LOMPOC, Calif. - Despite passionate pleas from the community to have the opportunity to vote, a last ditch effort to get a sales tax measure on the ballot in Lompoc was shot down again.
To combat the nearly $4 million in the red and looming debt to Calpers, city staff presented a couple of hybrid budget options. In a split vote, the Lompoc City Council is moving forward with a proposal that makes cuts to public safety and holds a number of vacant city positions open.
“When will you stop, when there’s no city left,” asked a concerned Lompoc resident. “Stop micromanaging what you can’t comprehend and place this matter in the hands of the public, we figured it out in the first meeting.”
“The City Council majority is trying to put a Band-Aid on the gaping wound for the second budget cycle in a row,” said Danielle Morgan.
All but one voiced support for a sales tax measure and the community did not mince words.
“Public safety, that is your number one responsibility, to take care of the safety and health of the people in this community and you aren’t willing to fund police and fire,” said Janet Blevins of Lompoc, her voice shaking in anger.
Several in attendance took Councilmembers Jim Mosby, Dirk Starbuck and Victor Vega to task, holding their feet to the fire, advocating for the opportunity to be able to vote on a new revenue stream.
The phrase, “you three,” was used continuously throughout public comment.
“You guys must have ulterior motives and I don’t know what they are but this makes no sense, said Blevins.

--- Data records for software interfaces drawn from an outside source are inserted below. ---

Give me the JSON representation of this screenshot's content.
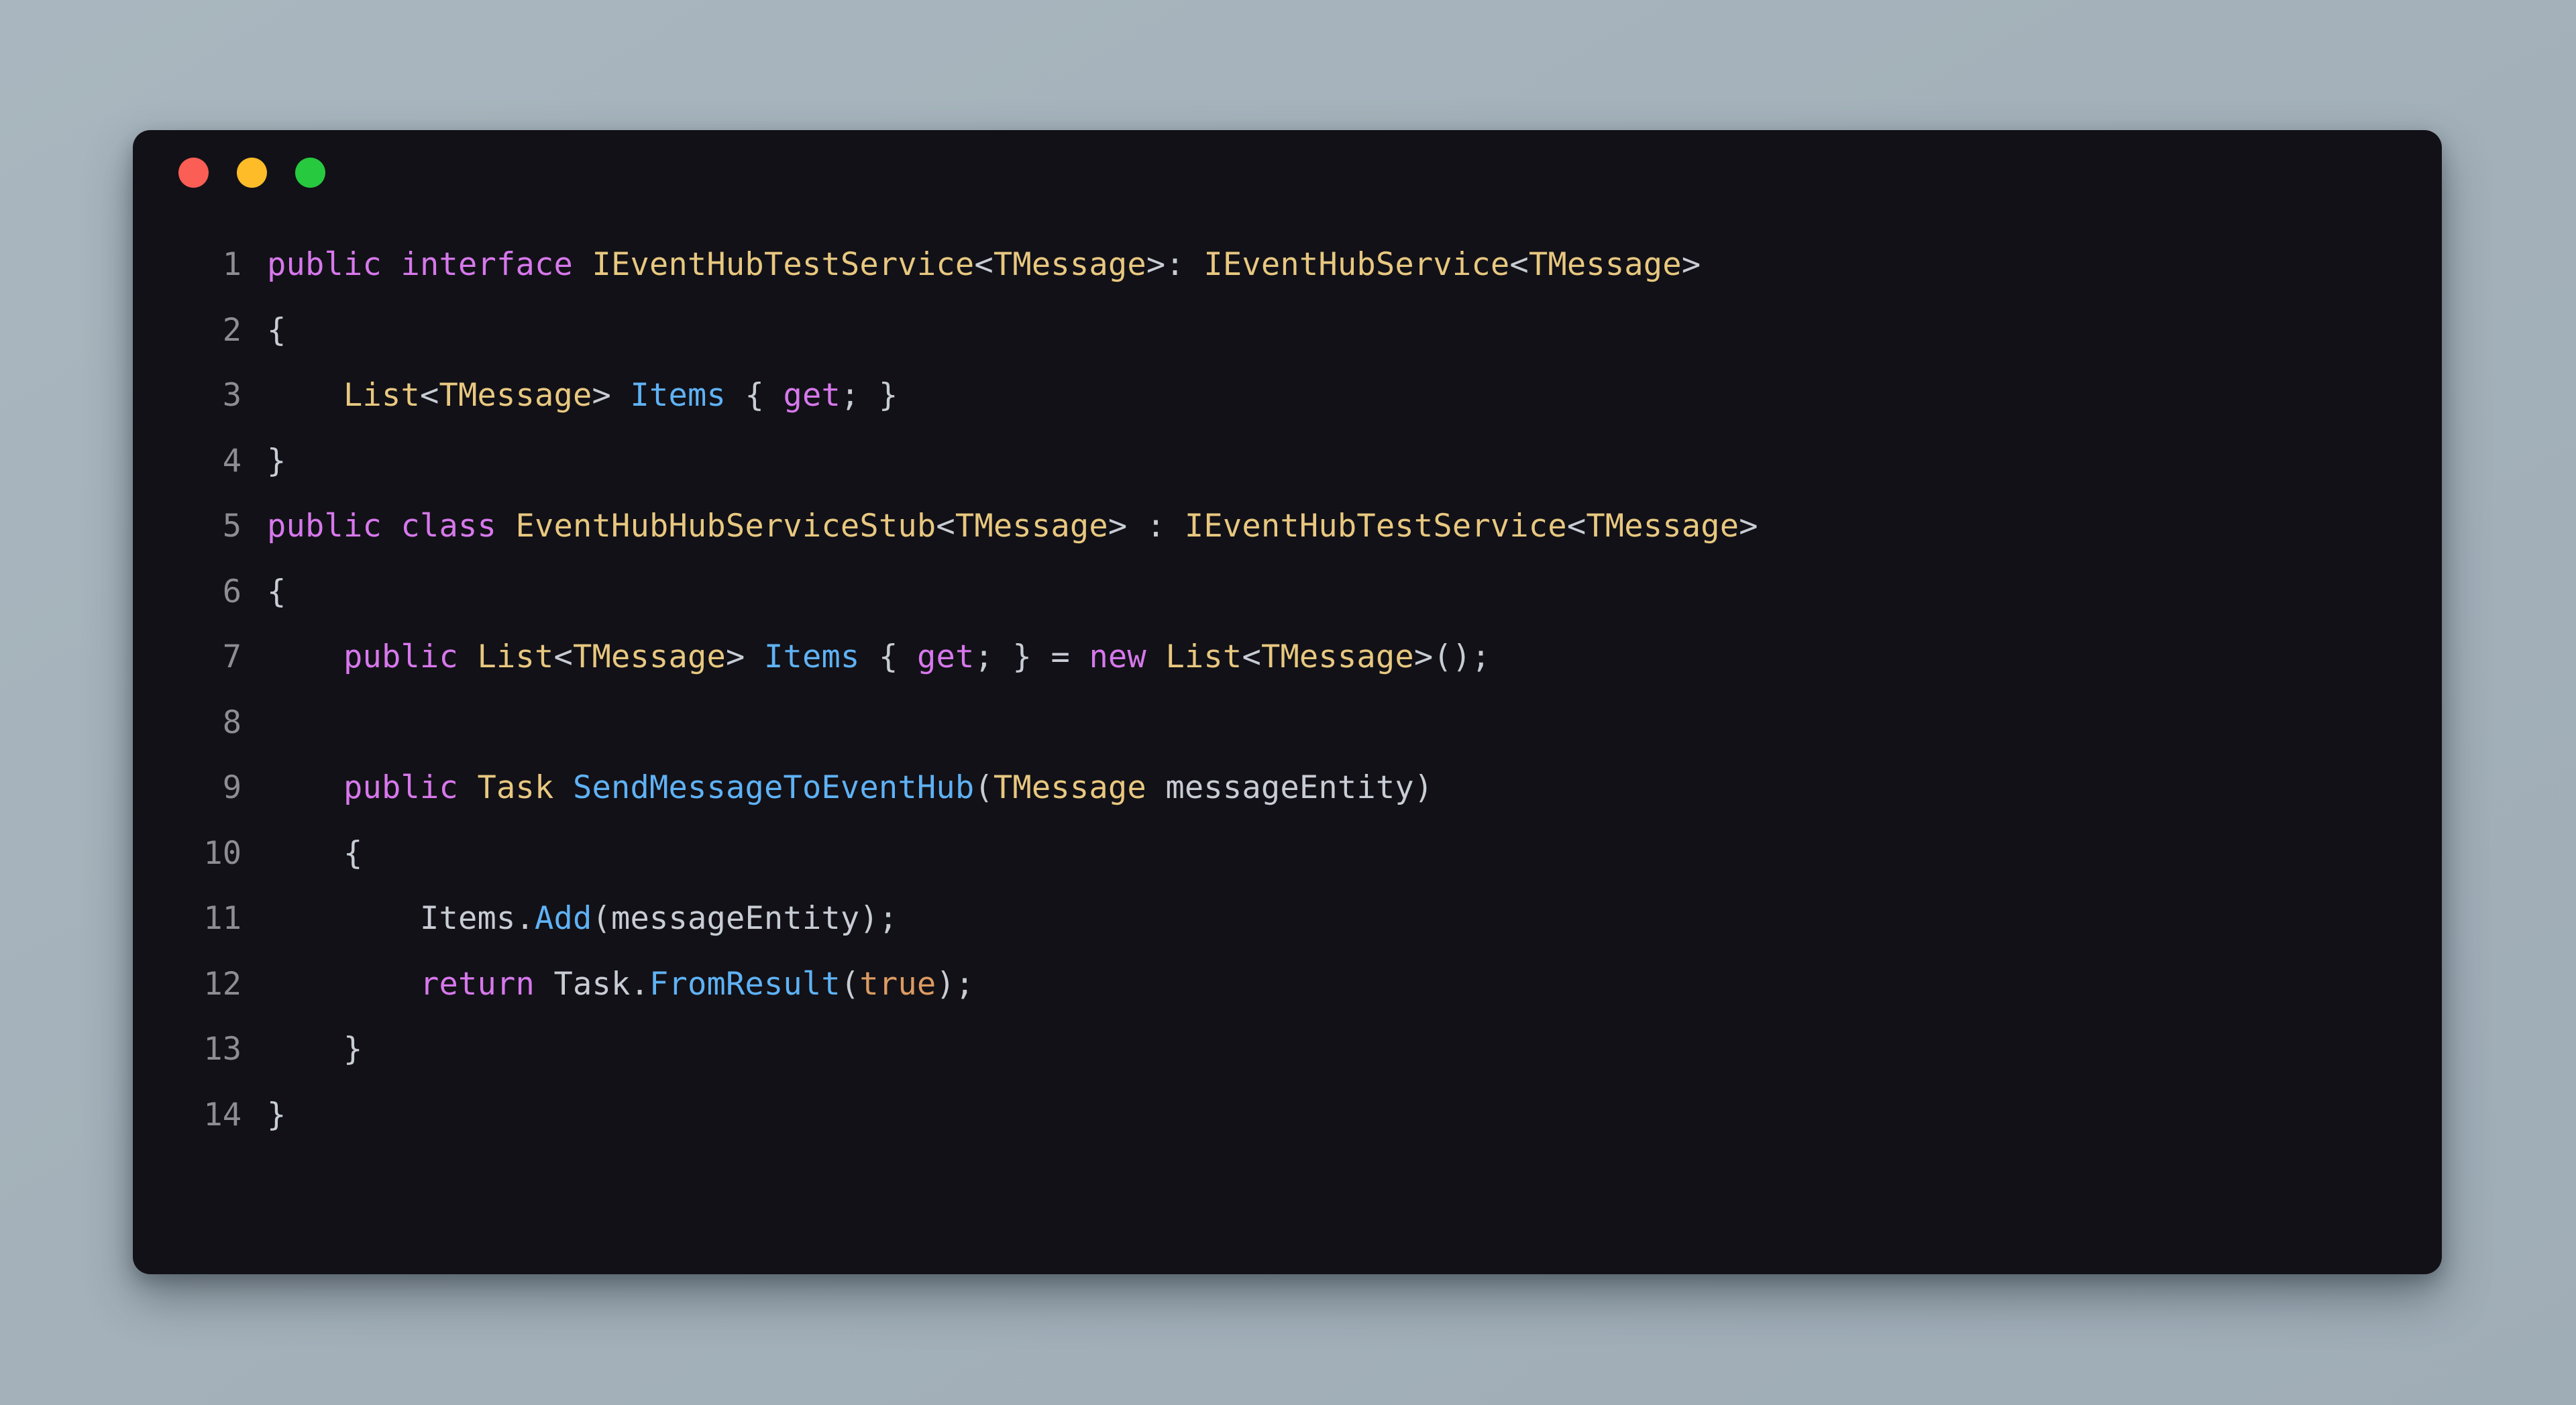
{
  "window": {
    "kind": "code-snippet-window",
    "background_color": "#121117",
    "backdrop_color": "#a7b4bd",
    "traffic_lights": [
      {
        "name": "close",
        "color": "#fa5e55"
      },
      {
        "name": "minimize",
        "color": "#fdbc28"
      },
      {
        "name": "maximize",
        "color": "#27c93f"
      }
    ]
  },
  "theme": {
    "keyword": "#d778ec",
    "type": "#e8c880",
    "function": "#5fb2f5",
    "property": "#5fb2f5",
    "plain": "#c8ccd4",
    "number_literal": "#dc9b62",
    "line_number": "#8d8d93"
  },
  "code": {
    "language": "csharp",
    "line_count": 14,
    "lines": [
      {
        "number": "1",
        "text": "public interface IEventHubTestService<TMessage>: IEventHubService<TMessage>",
        "tokens": [
          {
            "t": "public",
            "c": "kw"
          },
          {
            "t": " ",
            "c": "plain"
          },
          {
            "t": "interface",
            "c": "kw"
          },
          {
            "t": " ",
            "c": "plain"
          },
          {
            "t": "IEventHubTestService",
            "c": "type"
          },
          {
            "t": "<",
            "c": "punct"
          },
          {
            "t": "TMessage",
            "c": "type"
          },
          {
            "t": ">: ",
            "c": "punct"
          },
          {
            "t": "IEventHubService",
            "c": "type"
          },
          {
            "t": "<",
            "c": "punct"
          },
          {
            "t": "TMessage",
            "c": "type"
          },
          {
            "t": ">",
            "c": "punct"
          }
        ]
      },
      {
        "number": "2",
        "text": "{",
        "tokens": [
          {
            "t": "{",
            "c": "punct"
          }
        ]
      },
      {
        "number": "3",
        "text": "    List<TMessage> Items { get; }",
        "tokens": [
          {
            "t": "    ",
            "c": "plain"
          },
          {
            "t": "List",
            "c": "type"
          },
          {
            "t": "<",
            "c": "punct"
          },
          {
            "t": "TMessage",
            "c": "type"
          },
          {
            "t": "> ",
            "c": "punct"
          },
          {
            "t": "Items",
            "c": "prop"
          },
          {
            "t": " { ",
            "c": "punct"
          },
          {
            "t": "get",
            "c": "kw"
          },
          {
            "t": "; }",
            "c": "punct"
          }
        ]
      },
      {
        "number": "4",
        "text": "}",
        "tokens": [
          {
            "t": "}",
            "c": "punct"
          }
        ]
      },
      {
        "number": "5",
        "text": "public class EventHubHubServiceStub<TMessage> : IEventHubTestService<TMessage>",
        "tokens": [
          {
            "t": "public",
            "c": "kw"
          },
          {
            "t": " ",
            "c": "plain"
          },
          {
            "t": "class",
            "c": "kw"
          },
          {
            "t": " ",
            "c": "plain"
          },
          {
            "t": "EventHubHubServiceStub",
            "c": "type"
          },
          {
            "t": "<",
            "c": "punct"
          },
          {
            "t": "TMessage",
            "c": "type"
          },
          {
            "t": "> : ",
            "c": "punct"
          },
          {
            "t": "IEventHubTestService",
            "c": "type"
          },
          {
            "t": "<",
            "c": "punct"
          },
          {
            "t": "TMessage",
            "c": "type"
          },
          {
            "t": ">",
            "c": "punct"
          }
        ]
      },
      {
        "number": "6",
        "text": "{",
        "tokens": [
          {
            "t": "{",
            "c": "punct"
          }
        ]
      },
      {
        "number": "7",
        "text": "    public List<TMessage> Items { get; } = new List<TMessage>();",
        "tokens": [
          {
            "t": "    ",
            "c": "plain"
          },
          {
            "t": "public",
            "c": "kw"
          },
          {
            "t": " ",
            "c": "plain"
          },
          {
            "t": "List",
            "c": "type"
          },
          {
            "t": "<",
            "c": "punct"
          },
          {
            "t": "TMessage",
            "c": "type"
          },
          {
            "t": "> ",
            "c": "punct"
          },
          {
            "t": "Items",
            "c": "prop"
          },
          {
            "t": " { ",
            "c": "punct"
          },
          {
            "t": "get",
            "c": "kw"
          },
          {
            "t": "; } = ",
            "c": "punct"
          },
          {
            "t": "new",
            "c": "kw"
          },
          {
            "t": " ",
            "c": "plain"
          },
          {
            "t": "List",
            "c": "type"
          },
          {
            "t": "<",
            "c": "punct"
          },
          {
            "t": "TMessage",
            "c": "type"
          },
          {
            "t": ">();",
            "c": "punct"
          }
        ]
      },
      {
        "number": "8",
        "text": "",
        "tokens": []
      },
      {
        "number": "9",
        "text": "    public Task SendMessageToEventHub(TMessage messageEntity)",
        "tokens": [
          {
            "t": "    ",
            "c": "plain"
          },
          {
            "t": "public",
            "c": "kw"
          },
          {
            "t": " ",
            "c": "plain"
          },
          {
            "t": "Task",
            "c": "type"
          },
          {
            "t": " ",
            "c": "plain"
          },
          {
            "t": "SendMessageToEventHub",
            "c": "fn"
          },
          {
            "t": "(",
            "c": "punct"
          },
          {
            "t": "TMessage",
            "c": "type"
          },
          {
            "t": " messageEntity)",
            "c": "plain"
          }
        ]
      },
      {
        "number": "10",
        "text": "    {",
        "tokens": [
          {
            "t": "    ",
            "c": "plain"
          },
          {
            "t": "{",
            "c": "punct"
          }
        ]
      },
      {
        "number": "11",
        "text": "        Items.Add(messageEntity);",
        "tokens": [
          {
            "t": "        ",
            "c": "plain"
          },
          {
            "t": "Items.",
            "c": "plain"
          },
          {
            "t": "Add",
            "c": "fn"
          },
          {
            "t": "(messageEntity);",
            "c": "plain"
          }
        ]
      },
      {
        "number": "12",
        "text": "        return Task.FromResult(true);",
        "tokens": [
          {
            "t": "        ",
            "c": "plain"
          },
          {
            "t": "return",
            "c": "kw"
          },
          {
            "t": " ",
            "c": "plain"
          },
          {
            "t": "Task.",
            "c": "plain"
          },
          {
            "t": "FromResult",
            "c": "fn"
          },
          {
            "t": "(",
            "c": "punct"
          },
          {
            "t": "true",
            "c": "num"
          },
          {
            "t": ");",
            "c": "punct"
          }
        ]
      },
      {
        "number": "13",
        "text": "    }",
        "tokens": [
          {
            "t": "    ",
            "c": "plain"
          },
          {
            "t": "}",
            "c": "punct"
          }
        ]
      },
      {
        "number": "14",
        "text": "}",
        "tokens": [
          {
            "t": "}",
            "c": "punct"
          }
        ]
      }
    ]
  }
}
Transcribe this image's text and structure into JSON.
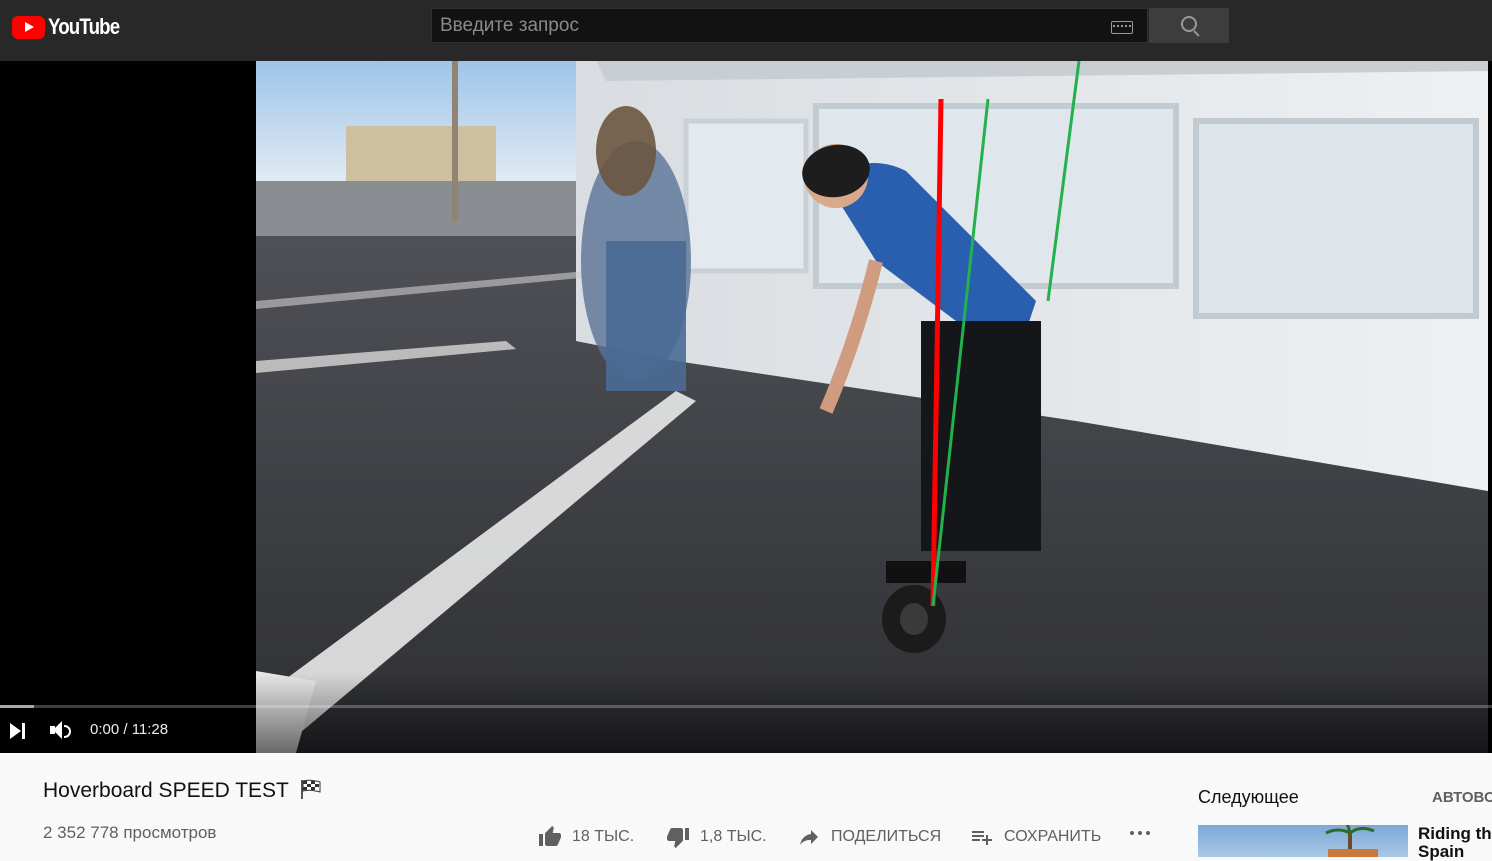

Mayor Jenelle Osborne’s efforts to accept a deficit budget with a line item for a tax measure was DOA, with Osborne and Councilwoman Gilda Cordoba on one side and the three men on the other.
“I ask you why you want to go ahead and see blood and see pink slips go out as of July 1 just to prove your point that you want to cut now and then if the tax measure passes you’re willing to re-hire and bring people back,” said Osborne.
Instead, Mosby, Starbuck and Vega moved a budget option forward that holds three vacant police officer positions, eliminates a fire battalion chief, slashes $700,000 from fire overtime and cuts contributions to the Chamber of Commerce - without a 1 percent sales tax
As emotions continued to swirl, Councilman Vega defended his actions saying that going through the budget books is “probably very difficult for the public to grasp.”
“Once we have a balanced budget then we can discuss revenue enhancement,” said Councilman Starbuck. "If we’re going to ask for more money, I think we really need to really have our head above the sand and say this is what we intend and this is what we can do.".
“I think if we go through and you put a budget component together and you think that a tax is going to pass and it doesn’t pass, as the City Manager said, you’ll have to take drastic steps,” said Mosby.
But to Osborne and many concerned community members, this is already a drastic step.
“You just took several people, who have families and mortgages and everything else and threw them under the bus and you’re going to get rid of them on July 1. I really hope that when you see these people in the hallways as you work here at City Hall that you look them in the face, meet them one-on-one, face-to-face and you explain yourself,” said a concerned community member, pounding his fists into the podium as his voice swelled.
“It’s not a good idea, it’s not visionary. It’s setting up a legacy of failure, it’s saying you have no will to respect the community and I think better of you all,” said Osborne.
The proposed budget also eliminates two Code Enforcement and Planning positions. It also calls for the Public Information Officer role to be transformed into a grant writer.
No date was set for discussing a sales tax measure, more clarity is expected at City Council's upcoming June 4 meeting.